Constant objects in Javascript/Typescript

You have to be careful with Javascript constants, particularly constant objects.

If you have something like this:

type MyConst = string;
const MyConstDef: MyConst = "ABC";

let a: MyConst = MyConstDef; 
// a = "ABC".
a = a + "DEF"; 
// a = "ABCDEF".
let b: MyConst = MyConstDef; 
// b = "ABC".

You'll be okay with that because MyConst is just a string literal, but it can become confusing if MyConst is an object, such as this:

type MyConst = {field: string;};
const MyConstDef: MyConst = {field: "ABC"};

let a: MyConst = MyConstDef; 
// a.field = "ABC".
a.field = a.field + "DEF"; 
// a.field = "ABCDEF".
let b: MyConst = MyConstDef; 
// b.field = "ABCDEF" ... Eh????

At first glance you might wonder how MyConstDef has been changed by the a.field = a.field + "DEF" line because it is marked const and surely that renders it immutable.

However, whilst the MyConstDef constant is immutable, its interior properties are not.

If you're using Typescript, you can guard against that sort of thing by adding readonly to the definition:

type MyConst = {readonly field: string;};

Then at least you'll get an error from the compiler.

Alternatively you could use the spread operator (…) on assignment, as follows:

type MyConst = {field: string;};
const MyConstDef: MyConst = {field: "ABC"};

let a: MyConst = {...MyConstDef}; 
// a.field = "ABC".
a.field = a.field + "DEF"; 
// a.field = "ABCDEF".
let b: MyConst = {...MyConstDef}; 
// b.field = "ABC" ... Phew

However, the above method won't deep clone correctly, so it won't work if you have objects within objects. The following gives us problems:

type MyConst = {field: string, subfield:{blah: string};};
const MyConstDef: MyConst = {field: "ABC", subfield: {blah: "UVW"}};

let a: MyConst = {...MyConstDef}; 
// a.subfield.blah = "UVW".
a.subfield.blah = a.subfield.blah + "XYZ"; 
// a.subfield.blah = "UVWXYZ".
let b: MyConst = {...MyConstDef}; 
// b.subfield.blah = "UVWXYZ" ... problems again.

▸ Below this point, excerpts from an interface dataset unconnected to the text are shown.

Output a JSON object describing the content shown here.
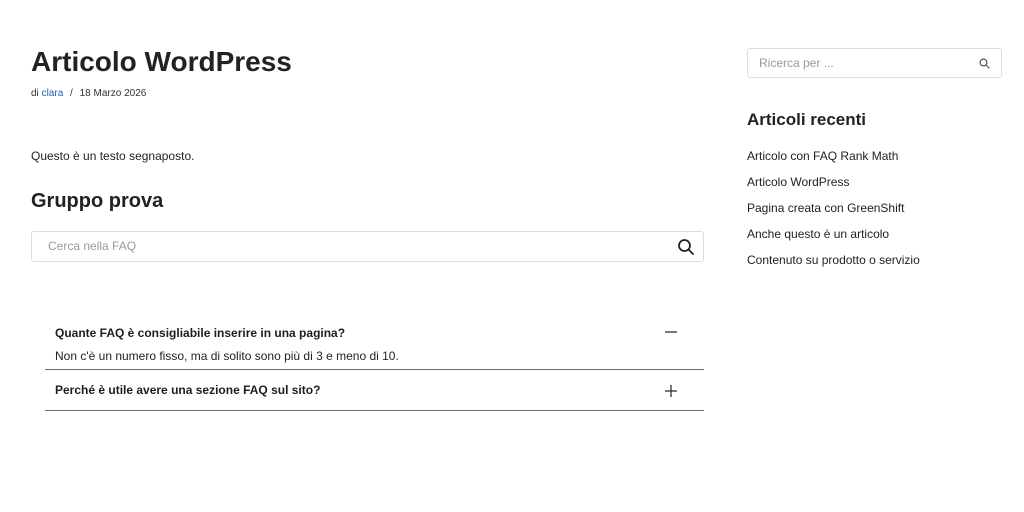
{
  "post": {
    "title": "Articolo WordPress",
    "meta_prefix": "di",
    "author": "clara",
    "separator": "/",
    "date": "18 Marzo 2026",
    "content": "Questo è un testo segnaposto."
  },
  "faq": {
    "heading": "Gruppo prova",
    "search_placeholder": "Cerca nella FAQ",
    "items": [
      {
        "question": "Quante FAQ è consigliabile inserire in una pagina?",
        "answer": "Non c'è un numero fisso, ma di solito sono più di 3 e meno di 10.",
        "expanded": true,
        "toggle_icon": "minus-icon"
      },
      {
        "question": "Perché è utile avere una sezione FAQ sul sito?",
        "answer": "",
        "expanded": false,
        "toggle_icon": "plus-icon"
      }
    ]
  },
  "sidebar": {
    "search_placeholder": "Ricerca per ...",
    "recent_title": "Articoli recenti",
    "recent_posts": [
      "Articolo con FAQ Rank Math",
      "Articolo WordPress",
      "Pagina creata con GreenShift",
      "Anche questo è un articolo",
      "Contenuto su prodotto o servizio"
    ]
  },
  "colors": {
    "link": "#2b57b5",
    "divider": "#5d6a7a",
    "border": "#dcdcdc"
  }
}
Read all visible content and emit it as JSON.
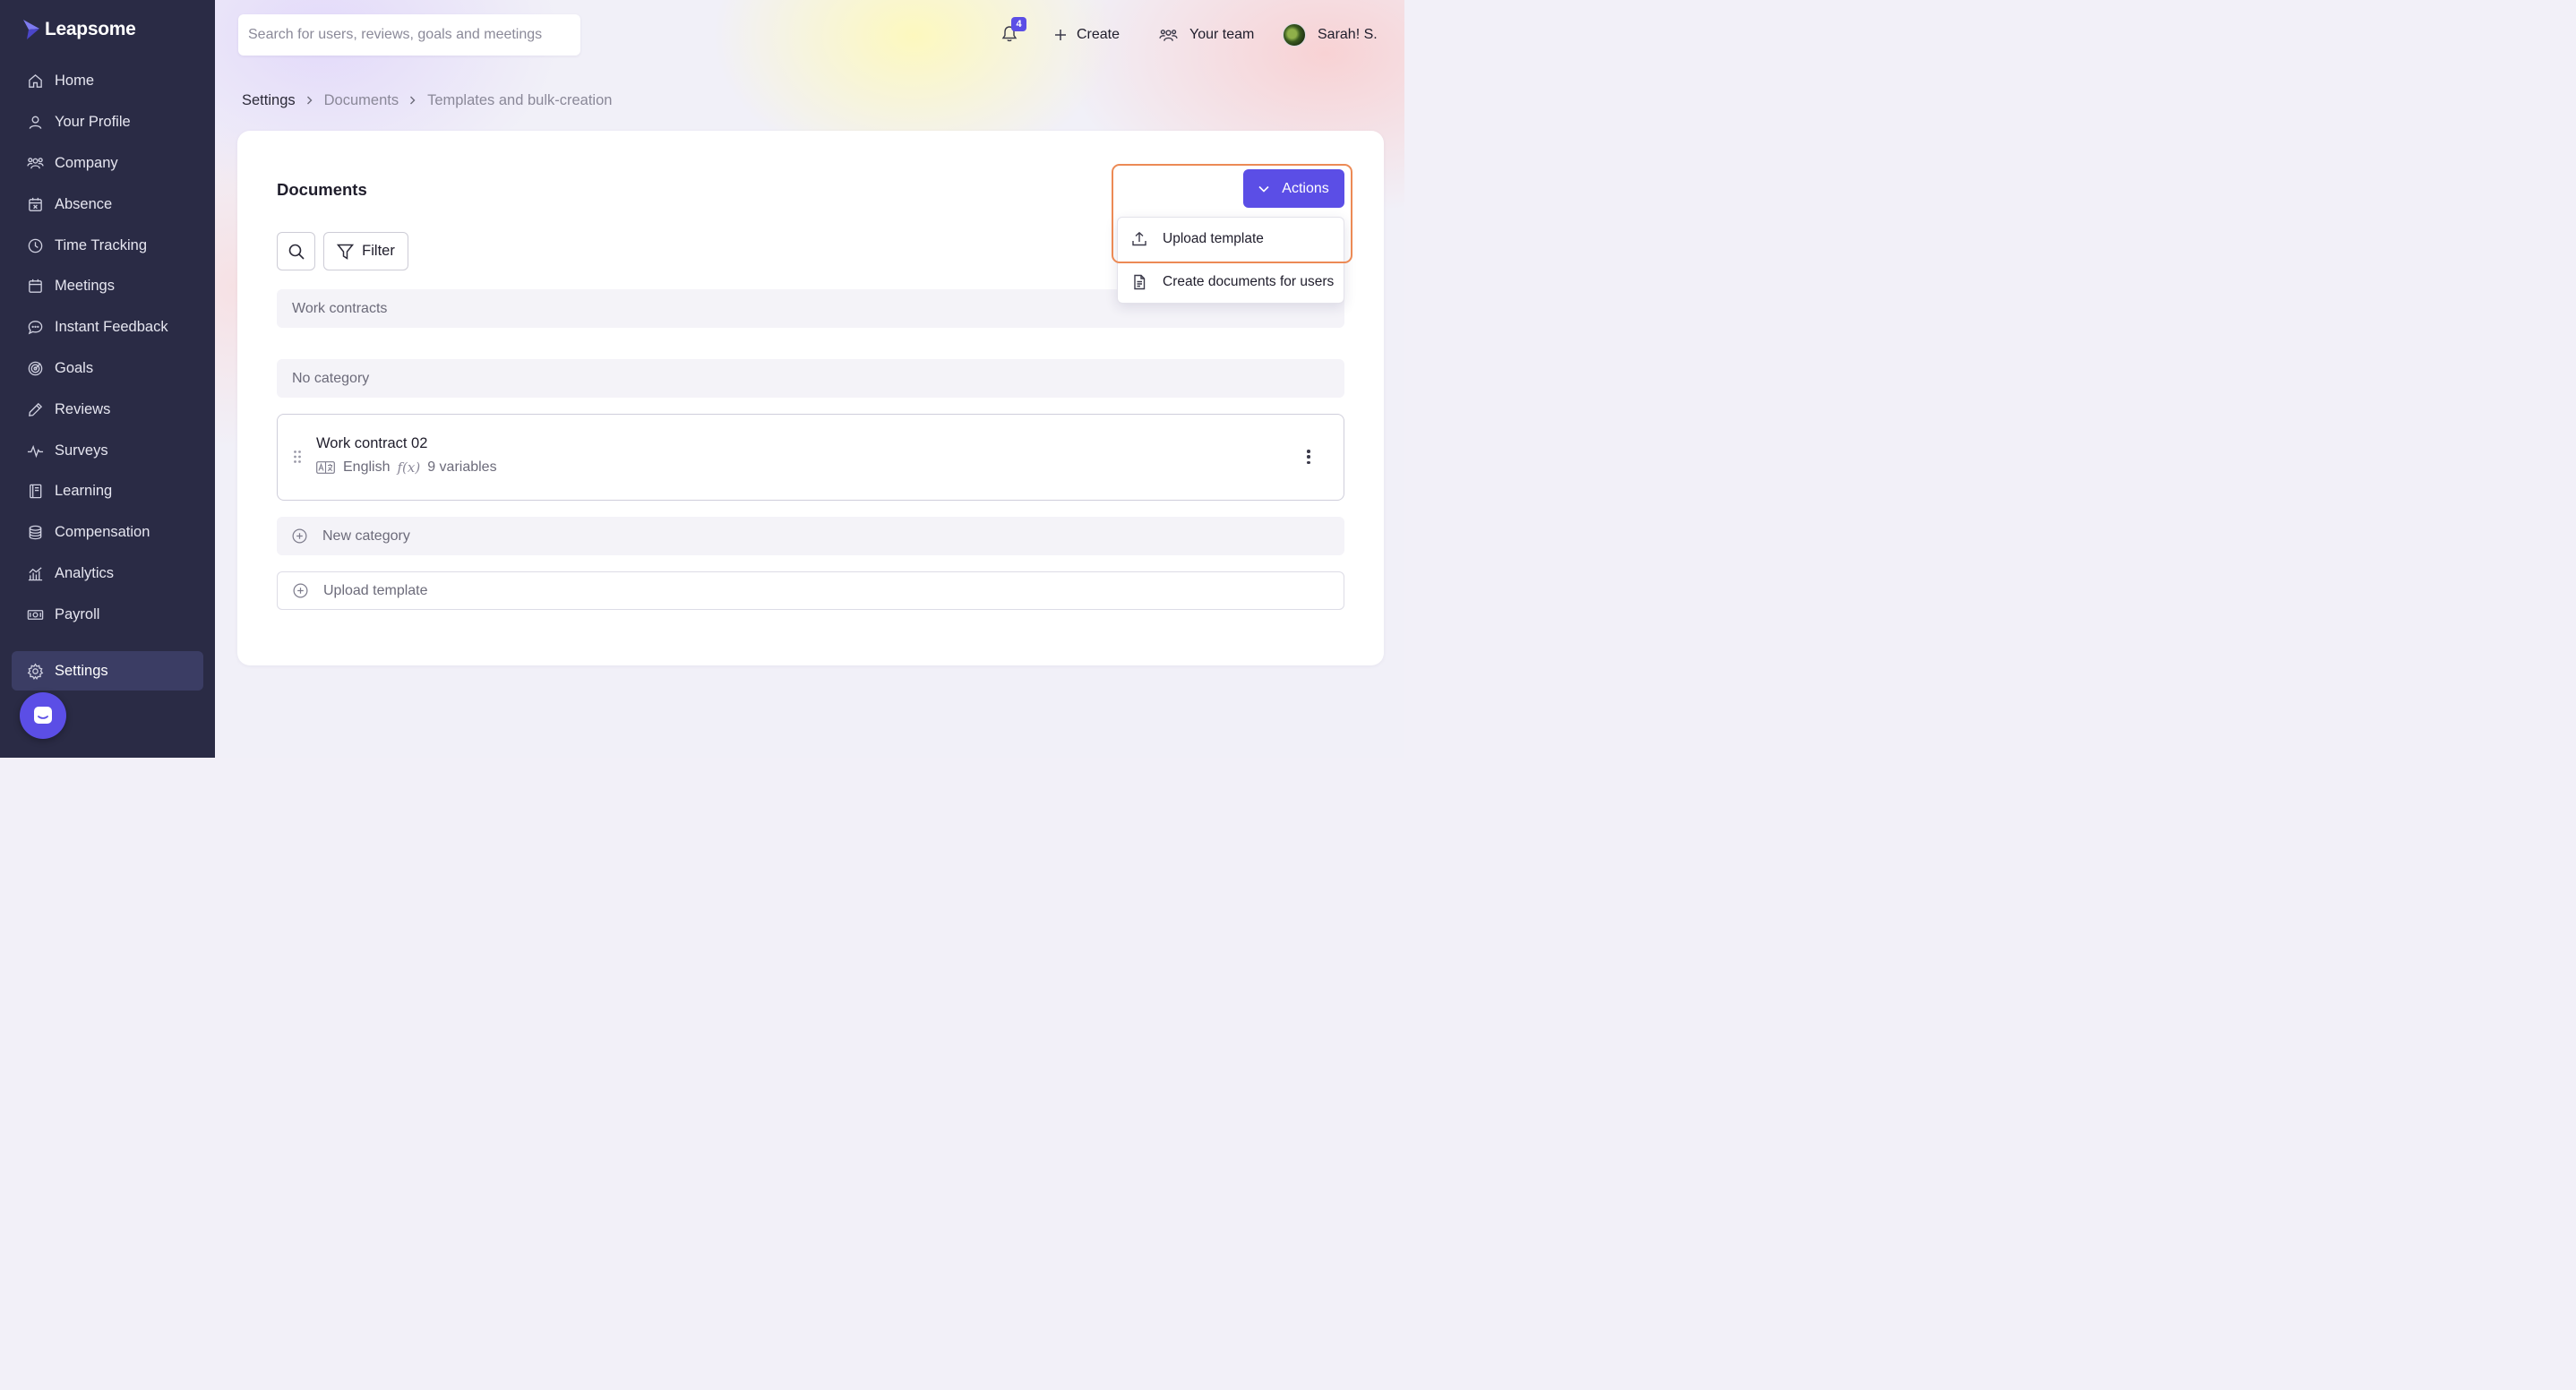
{
  "app": {
    "name": "Leapsome"
  },
  "sidebar": {
    "items": [
      {
        "label": "Home",
        "icon": "home-icon"
      },
      {
        "label": "Your Profile",
        "icon": "user-icon"
      },
      {
        "label": "Company",
        "icon": "company-icon"
      },
      {
        "label": "Absence",
        "icon": "calendar-x-icon"
      },
      {
        "label": "Time Tracking",
        "icon": "clock-icon"
      },
      {
        "label": "Meetings",
        "icon": "calendar-icon"
      },
      {
        "label": "Instant Feedback",
        "icon": "chat-icon"
      },
      {
        "label": "Goals",
        "icon": "target-icon"
      },
      {
        "label": "Reviews",
        "icon": "pencil-icon"
      },
      {
        "label": "Surveys",
        "icon": "pulse-icon"
      },
      {
        "label": "Learning",
        "icon": "book-icon"
      },
      {
        "label": "Compensation",
        "icon": "coins-icon"
      },
      {
        "label": "Analytics",
        "icon": "analytics-icon"
      },
      {
        "label": "Payroll",
        "icon": "money-icon"
      }
    ],
    "settings": {
      "label": "Settings",
      "icon": "gear-icon"
    }
  },
  "header": {
    "search_placeholder": "Search for users, reviews, goals and meetings",
    "notification_count": "4",
    "create_label": "Create",
    "team_label": "Your team",
    "user_name": "Sarah! S."
  },
  "breadcrumb": [
    "Settings",
    "Documents",
    "Templates and bulk-creation"
  ],
  "main": {
    "title": "Documents",
    "filter_label": "Filter",
    "actions_label": "Actions",
    "actions_menu": [
      {
        "label": "Upload template",
        "icon": "upload-icon"
      },
      {
        "label": "Create documents for users",
        "icon": "document-icon"
      }
    ],
    "categories": [
      {
        "label": "Work contracts"
      },
      {
        "label": "No category"
      }
    ],
    "documents": [
      {
        "name": "Work contract 02",
        "language": "English",
        "variables": "9 variables",
        "variables_icon": "f(x)"
      }
    ],
    "new_category_label": "New category",
    "upload_template_label": "Upload template"
  },
  "colors": {
    "sidebar_bg": "#2a2b45",
    "accent": "#5b4ee6",
    "highlight": "#ec8a55"
  }
}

The spread operator is working fine for the base object and respecting the immutable status of first order fields, but not for sub-objects such as subfield, above.

And before you start wondering about Object.assign, it will behave in the same way.

However, to make something like this work for all the sub-objects, we can use Javascript's JSON as follows:

type MyConst = {field: string, subfield:{blah: string};};
const MyConstDef: MyConst = {field: "ABC", subfield: {blah: "UVW"}};

let a: MyConst = JSON.parse(JSON.stringify(MyConstDef)); 
// a.subfield.blah = "UVW".
a.subfield.blah = a.subfield.blah + "XYZ"; 
// a.subfield.blah = "UVWXYZ".
let b: MyConst = JSON.parse(JSON.stringify(MyConstDef));; 
// b.subfield.blah = "UVW" ... phew.

I came across this trying to find a reliable way to set default properties for an object (and do so deeply) and the issue with const is somewhat incidental.

It all seems obvious once you twig what's going on but it can cause confusion to begin with, as it did with me.